SEARHC patient advocates serve as customer liaisons

April 17 2011

The SouthEast Alaska Regional Health Consortium (SEARHC) recently hired four patient advocates to help customers navigate SEARHC’s health system. The patient advocates serve as customer service liaisons for SEARHC patients and their medical providers. This is a SEARHC Board initiative to help ensure our patients receive the highest quality of care possible. They listen, track and monitor trends based on customer feedback and recommend changes to improve SEARHC’s performance. Three of the patient advocates are based in Southeast Alaska — in Sitka, Juneau and Klawock — and the other patient advocate is based in Anchorage where she works with patients from SEARHC and the Kodiak Area Native Association (KANA) under a partnership agreement between the two tribal health organizations. “For several years we have heard from our tribal citizens through Grand Camp and Tribal Assembly resolutions that patient advocates are needed to help our customers,” SEARHC Chief Operating Officer Frank Sutton said. “I am very excited about the patient advocates, who will serve as an important link between our health system, our providers and the patients. They will help people through a sometimes confusing and complicated health care maze.” Here are the names of the four patient advocates, their contact information and which patients they work with:
  • Bryan Whitson (966-8860 office, is based at S’áxt’ Hít Mt. Edgecumbe Hospital and serves our patients from Sitka, Angoon, Kake, Pelican, Petersburg, Wrangell, Yakutat and Tenakee.
  • Ashley Hunt (463-6656 office, is based at the Ethel Lund Medical Center and serves Juneau, Haines, Klukwan, Hoonah and Skagway.
  • Cyndi Reeves (755-4983 office, 965-0040 cell, is based at the Alicia Roberts Medical Center and serves Klawock, Craig, Hydaburg, Kasaan and Thorne Bay.
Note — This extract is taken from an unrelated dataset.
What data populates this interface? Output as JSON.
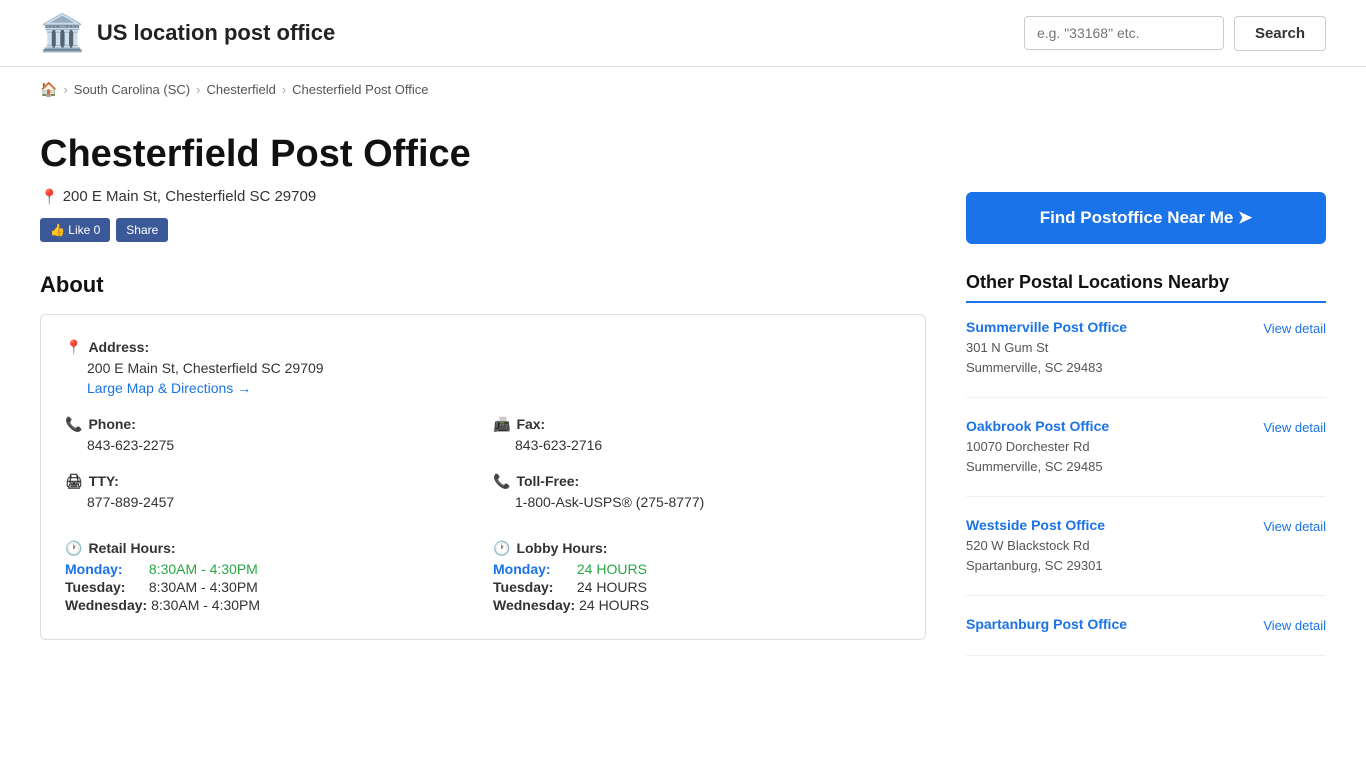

  • Alicia Soto (729-3992 office, is based at the Alaska Native Medical Center (with the Customer Experience staff, across from the cafeteria) and serves SEARHC and KANA patients needing care in Anchorage.